first it has to identify two records that are actually duplicates;
and how likely do you think this is with a supplier mapping accuracy of 70%?
it can identify materials to be shared among facilities
well, okay, it can identify materials that are used across facilities and could be located in a central location — but how useful is that? it’s not because, first of all, YOU ALREADY KNOW THIS, and, second, IT CAN’T DO SUPPLY CHAIN OPTIMIZATION — THAT’S WHAT A SUPPLY CHAIN OPTIMIZATION SOLUTION IS FOR! OPTIMIZATION!!! We’ll break it down syllabically for you so you know what to ask for. OP – TUH – MY – ZAY – SHUN!
it can recommend ideal storage locations
again, NO! This requires solving a very sophisticated optimization model it doesn’t have the data for, doesn’t know how to build, and definitely doesn’t know how to solve.
it can revamp outdated stocking policies
well, only the solution of a proper Inventory OPTIMIZATION Model that identifies the appropriate locations and safety stock levels can identify how these should be revamped
it can recommend order patterns by consumption and lead time
that’s classical curve fitting and tend projection

And, secondly, as the doctor just explained, most of what they were saying AI could do CAN’T be done with AI, and instead can only be done with analytics, optimization, and advanced mathematical models! (You know, the advanced tech (that works) that you’ve been ignoring for over two decades!)

The Gen-AI garbage is getting out of control. It’s time to stop putting up with it and start pushing back against any provider who’s trying to sell you this miracle cure silicon snake oil and show them the door. There are real solutions that work, and have worked, for two decades that will revolutionize your supply chain. You don’t need false promises and tech that isn’t ready for prime time.

Somedays the doctor just wishes he was the Scarecrow. Only someone without a brain can deal with this constant level of Gen-AI bullsh!t and not be stressed about the deluge of misinformation being spread on a daily basis!
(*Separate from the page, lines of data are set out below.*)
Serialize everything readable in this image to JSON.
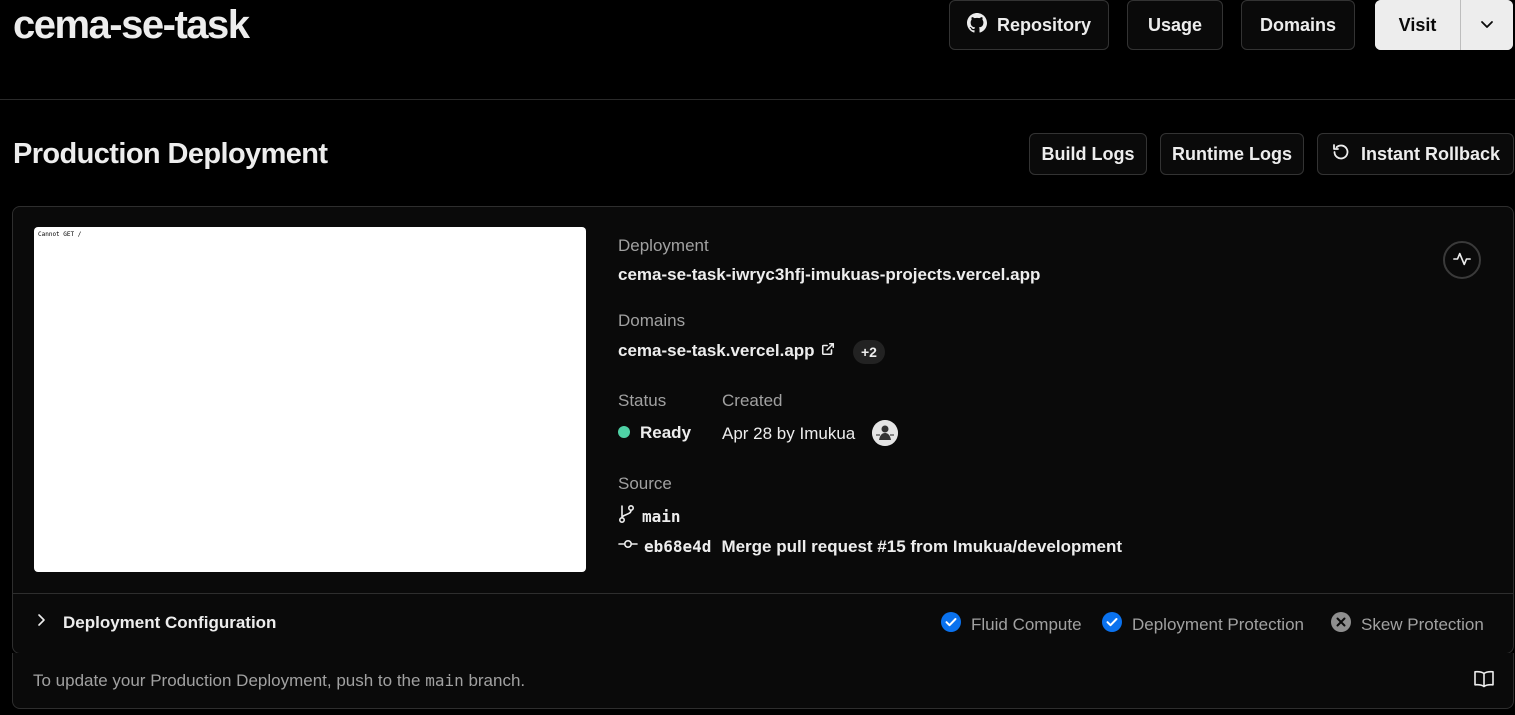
{
  "header": {
    "project_name": "cema-se-task",
    "buttons": {
      "repository": "Repository",
      "usage": "Usage",
      "domains": "Domains",
      "visit": "Visit"
    }
  },
  "section": {
    "title": "Production Deployment",
    "buttons": {
      "build_logs": "Build Logs",
      "runtime_logs": "Runtime Logs",
      "instant_rollback": "Instant Rollback"
    }
  },
  "deployment": {
    "preview_text": "Cannot GET /",
    "deployment_label": "Deployment",
    "deployment_url": "cema-se-task-iwryc3hfj-imukuas-projects.vercel.app",
    "domains_label": "Domains",
    "domain": "cema-se-task.vercel.app",
    "more_domains": "+2",
    "status_label": "Status",
    "status_value": "Ready",
    "status_color": "#4fd1a5",
    "created_label": "Created",
    "created_value": "Apr 28 by Imukua",
    "source_label": "Source",
    "branch": "main",
    "commit_sha": "eb68e4d",
    "commit_message": "Merge pull request #15 from Imukua/development"
  },
  "config": {
    "label": "Deployment Configuration",
    "features": [
      {
        "label": "Fluid Compute",
        "enabled": true,
        "icon": "check-circle-icon"
      },
      {
        "label": "Deployment Protection",
        "enabled": true,
        "icon": "check-circle-icon"
      },
      {
        "label": "Skew Protection",
        "enabled": false,
        "icon": "x-circle-icon"
      }
    ],
    "enabled_color": "#0a72ef"
  },
  "footer": {
    "text_before": "To update your Production Deployment, push to the ",
    "branch": "main",
    "text_after": " branch."
  }
}
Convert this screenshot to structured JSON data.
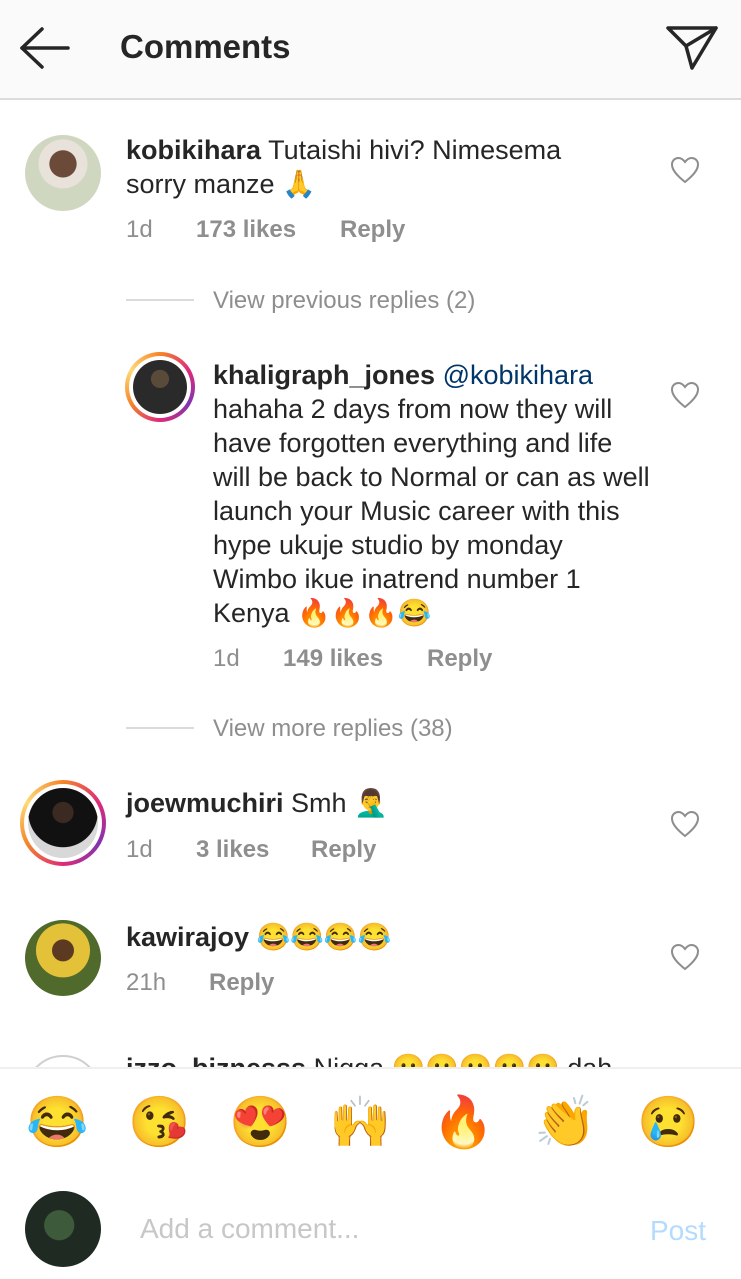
{
  "header": {
    "title": "Comments",
    "back_icon": "arrow-left-icon",
    "send_icon": "paper-plane-icon"
  },
  "comments": [
    {
      "username": "kobikihara",
      "text": "Tutaishi hivi? Nimesema sorry manze 🙏",
      "time": "1d",
      "likes": "173 likes",
      "reply": "Reply"
    },
    {
      "username": "khaligraph_jones",
      "mention": "@kobikihara",
      "text": "hahaha 2 days from now they will have forgotten everything and life will be back to Normal or can as well launch your Music career with this hype ukuje studio by monday Wimbo ikue inatrend number 1 Kenya 🔥🔥🔥😂",
      "time": "1d",
      "likes": "149 likes",
      "reply": "Reply"
    },
    {
      "username": "joewmuchiri",
      "text": "Smh 🤦‍♂️",
      "time": "1d",
      "likes": "3 likes",
      "reply": "Reply"
    },
    {
      "username": "kawirajoy",
      "text": "😂😂😂😂",
      "time": "21h",
      "reply": "Reply"
    },
    {
      "username": "izzo_biznesss",
      "text": "Nigga 😐😐😐😐😐 dah"
    }
  ],
  "view_previous": "View previous replies (2)",
  "view_more": "View more replies (38)",
  "quick_emojis": [
    "😂",
    "😘",
    "😍",
    "🙌",
    "🔥",
    "👏",
    "😢"
  ],
  "input": {
    "placeholder": "Add a comment...",
    "post_label": "Post"
  },
  "colors": {
    "username": "#262626",
    "meta": "#8e8e8e",
    "mention": "#003569",
    "post_disabled": "#b3dbff",
    "header_bg": "#fafafa"
  }
}
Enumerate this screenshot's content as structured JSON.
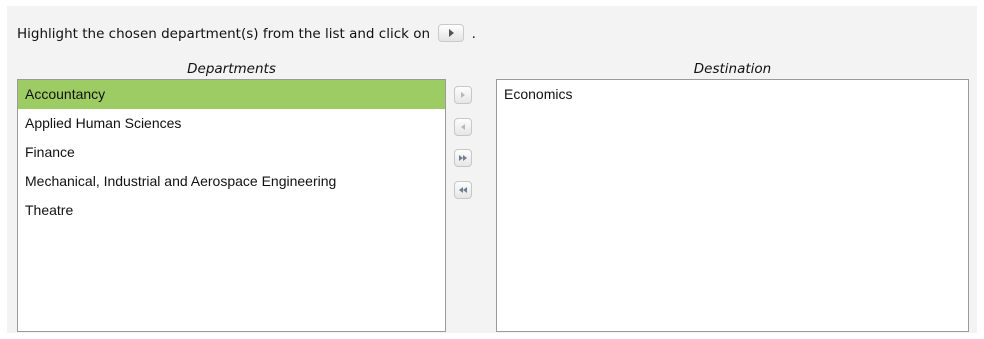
{
  "instruction": {
    "text": "Highlight the chosen department(s) from the list and click on",
    "button_icon": "move-right-icon",
    "trailing": "."
  },
  "departments": {
    "title": "Departments",
    "selected_index": 0,
    "items": [
      "Accountancy",
      "Applied Human Sciences",
      "Finance",
      "Mechanical, Industrial and Aerospace Engineering",
      "Theatre"
    ]
  },
  "destination": {
    "title": "Destination",
    "items": [
      "Economics"
    ]
  },
  "move_buttons": [
    {
      "icon": "move-selected-right-icon",
      "enabled": false
    },
    {
      "icon": "move-selected-left-icon",
      "enabled": false
    },
    {
      "icon": "move-all-right-icon",
      "enabled": true
    },
    {
      "icon": "move-all-left-icon",
      "enabled": true
    }
  ],
  "colors": {
    "selected_row": "#9ccc63",
    "panel_background": "#f3f3f3"
  }
}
But then again, without a brain, he might be fooled by the slick salespeople that Gen-AI could give him one, instead of remembering the wise words of the True Scarecrow.